Ryan Sechrest
January 12, 2015 at 10:56 am

That’s great tip– thanks for sharing it!

January 23, 2015 at 3:42 pm

Awesome! Thanks so much!
The solution 4 is the only one that worked. I tried everything, chown, chmod, mount options, nothing worked no matter how many times y provisioned the vm.

The sync would always set everything back to vagrant:vagrant. And not sync ever again, just one time.

Changing User and group to vagrant did the trick.

June 8, 2015 at 2:34 am

Thanks for this; it’s nice to find answers from local developers!

I found another way to do it – if you can fix the ids of the user/group you need, you can do the following:
config.vm.synced_folder "../local-folder", "/path/to/vm-folder/", group: 5000, owner: 5000, mount_options: ['blah=blah']
When using the UID/GID, Vagrant doesn’t care if they exist yet. This way I can keep the same users/groups as our production env.

Markus Schulte
February 10, 2016 at 4:34 am

Well done. This problem is discussed on stackoverflow, too, but misses your “Solution 1”. This solution actually fits my use-case best, so I have added it on stackoverflow (http://stackoverflow.com/a/35312716/1645517) linking to your article.

Ryan Sechrest
February 10, 2016 at 9:48 am

Thanks, Markus! Happy to see that this is still helping people!

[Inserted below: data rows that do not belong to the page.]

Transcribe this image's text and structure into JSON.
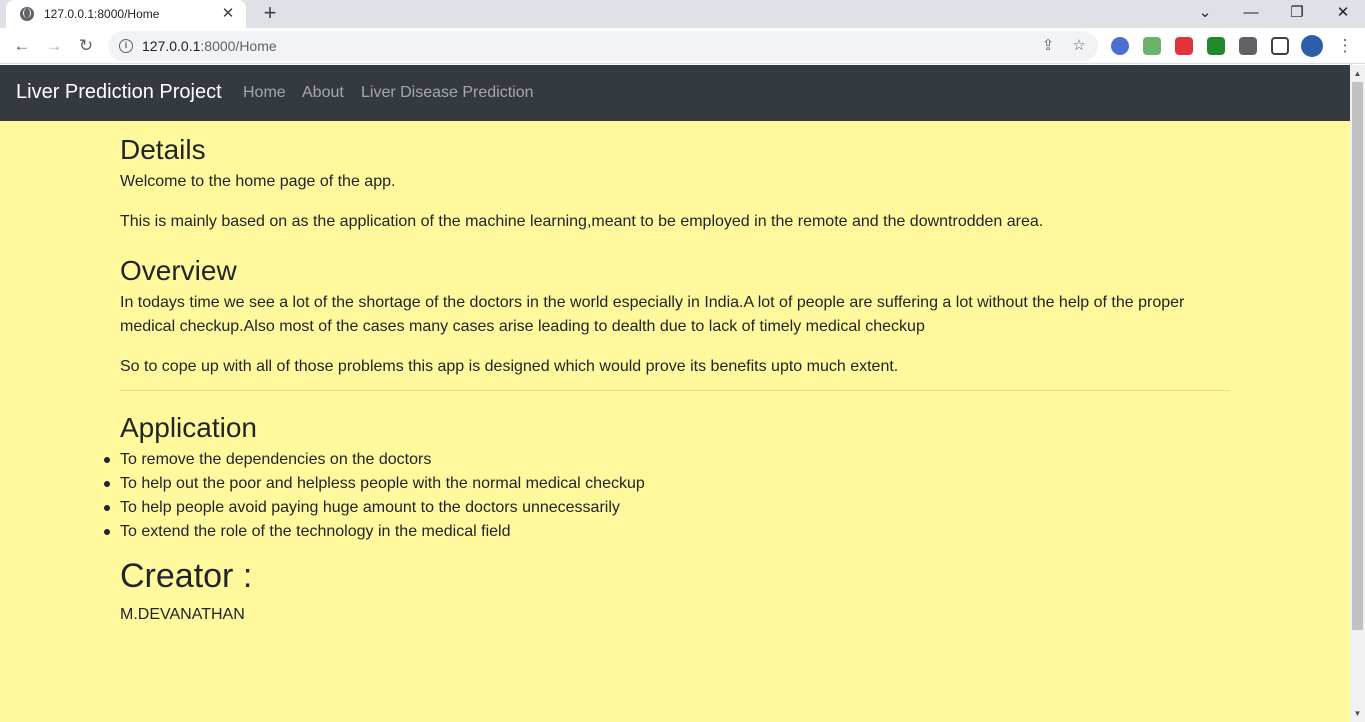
{
  "browser": {
    "tab_title": "127.0.0.1:8000/Home",
    "url_host": "127.0.0.1",
    "url_path": ":8000/Home"
  },
  "navbar": {
    "brand": "Liver Prediction Project",
    "links": [
      "Home",
      "About",
      "Liver Disease Prediction"
    ]
  },
  "details": {
    "heading": "Details",
    "paragraphs": [
      "Welcome to the home page of the app.",
      "This is mainly based on as the application of the machine learning,meant to be employed in the remote and the downtrodden area."
    ]
  },
  "overview": {
    "heading": "Overview",
    "paragraphs": [
      "In todays time we see a lot of the shortage of the doctors in the world especially in India.A lot of people are suffering a lot without the help of the proper medical checkup.Also most of the cases many cases arise leading to dealth due to lack of timely medical checkup",
      "So to cope up with all of those problems this app is designed which would prove its benefits upto much extent."
    ]
  },
  "application": {
    "heading": "Application",
    "items": [
      "To remove the dependencies on the doctors",
      "To help out the poor and helpless people with the normal medical checkup",
      "To help people avoid paying huge amount to the doctors unnecessarily",
      "To extend the role of the technology in the medical field"
    ]
  },
  "creator": {
    "heading": "Creator :",
    "name": "M.DEVANATHAN"
  },
  "colors": {
    "page_background": "#fff89d",
    "navbar_background": "#343a40"
  }
}
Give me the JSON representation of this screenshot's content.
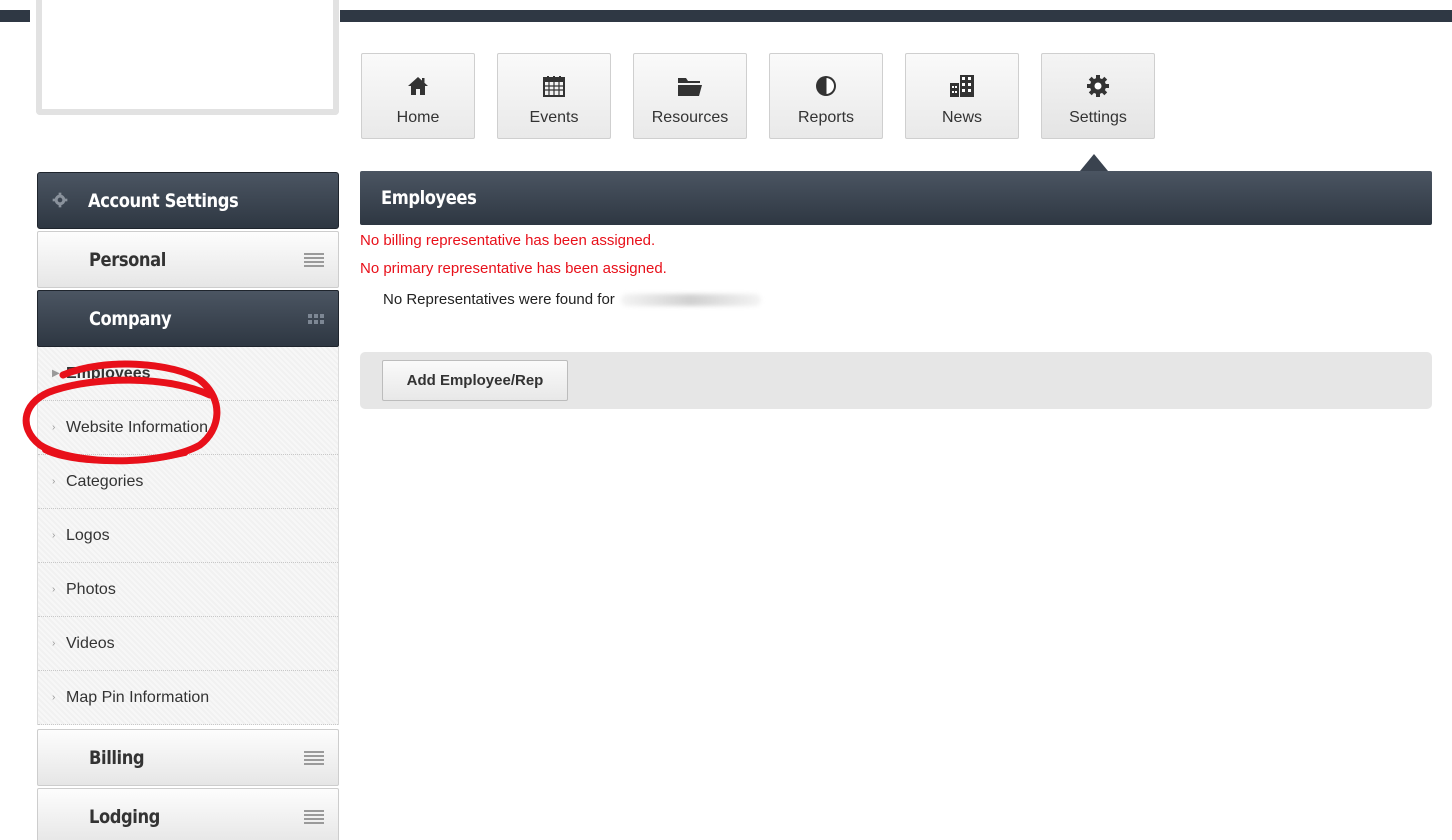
{
  "nav": {
    "items": [
      {
        "label": "Home",
        "icon": "home-icon"
      },
      {
        "label": "Events",
        "icon": "calendar-icon"
      },
      {
        "label": "Resources",
        "icon": "folder-icon"
      },
      {
        "label": "Reports",
        "icon": "pie-chart-icon"
      },
      {
        "label": "News",
        "icon": "building-icon"
      },
      {
        "label": "Settings",
        "icon": "gear-icon"
      }
    ],
    "active": "Settings"
  },
  "sidebar": {
    "title": "Account Settings",
    "sections": [
      {
        "label": "Personal"
      },
      {
        "label": "Company"
      },
      {
        "label": "Billing"
      },
      {
        "label": "Lodging"
      }
    ],
    "company_items": [
      {
        "label": "Employees"
      },
      {
        "label": "Website Information"
      },
      {
        "label": "Categories"
      },
      {
        "label": "Logos"
      },
      {
        "label": "Photos"
      },
      {
        "label": "Videos"
      },
      {
        "label": "Map Pin Information"
      }
    ]
  },
  "main": {
    "title": "Employees",
    "warnings": [
      "No billing representative has been assigned.",
      "No primary representative has been assigned."
    ],
    "no_reps_text": "No Representatives were found for",
    "add_button": "Add Employee/Rep"
  },
  "colors": {
    "header_dark": "#2f3844",
    "warning": "#e8101a",
    "annotation": "#e8101a"
  }
}
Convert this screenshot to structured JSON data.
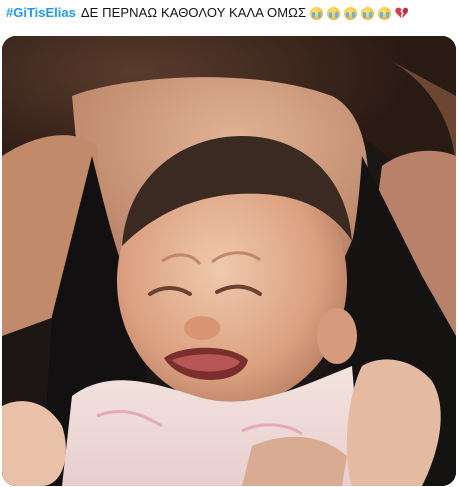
{
  "tweet": {
    "hashtag": "#GiTisElias",
    "text": "ΔΕ ΠΕΡΝΑΩ ΚΑΘΟΛΟΥ ΚΑΛΑ ΟΜΩΣ",
    "emojis": [
      "loudly-crying-face",
      "loudly-crying-face",
      "loudly-crying-face",
      "loudly-crying-face",
      "loudly-crying-face",
      "broken-heart"
    ]
  },
  "colors": {
    "hashtag": "#1d9bf0",
    "text": "#0f1419"
  }
}
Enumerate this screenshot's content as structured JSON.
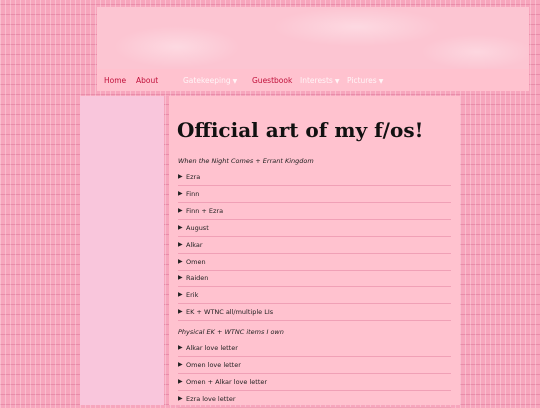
{
  "nav": {
    "items": [
      {
        "label": "Home",
        "caret": false
      },
      {
        "label": "About",
        "caret": false
      },
      {
        "label": "Gatekeeping",
        "caret": true
      },
      {
        "label": "Guestbook",
        "caret": false
      },
      {
        "label": "Interests",
        "caret": true
      },
      {
        "label": "Pictures",
        "caret": true
      }
    ]
  },
  "main": {
    "title": "Official art of my f/os!",
    "sections": [
      {
        "heading": "When the Night Comes + Errant Kingdom",
        "items": [
          "Ezra",
          "Finn",
          "Finn + Ezra",
          "August",
          "Alkar",
          "Omen",
          "Raiden",
          "Erik",
          "EK + WTNC all/multiple LIs"
        ]
      },
      {
        "heading": "Physical EK + WTNC items I own",
        "items": [
          "Alkar love letter",
          "Omen love letter",
          "Omen + Alkar love letter",
          "Ezra love letter"
        ]
      }
    ]
  },
  "icons": {
    "disclosure": "triangle-right-icon",
    "dropdown": "caret-down-icon"
  },
  "colors": {
    "accent": "#c0103a",
    "background": "#f7a6bd",
    "panel": "#ffc2cf",
    "sidebar": "#f9c6dc"
  }
}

March 14, 2018 at 10:32 am

Thank you so much!! I just saved so much precious time.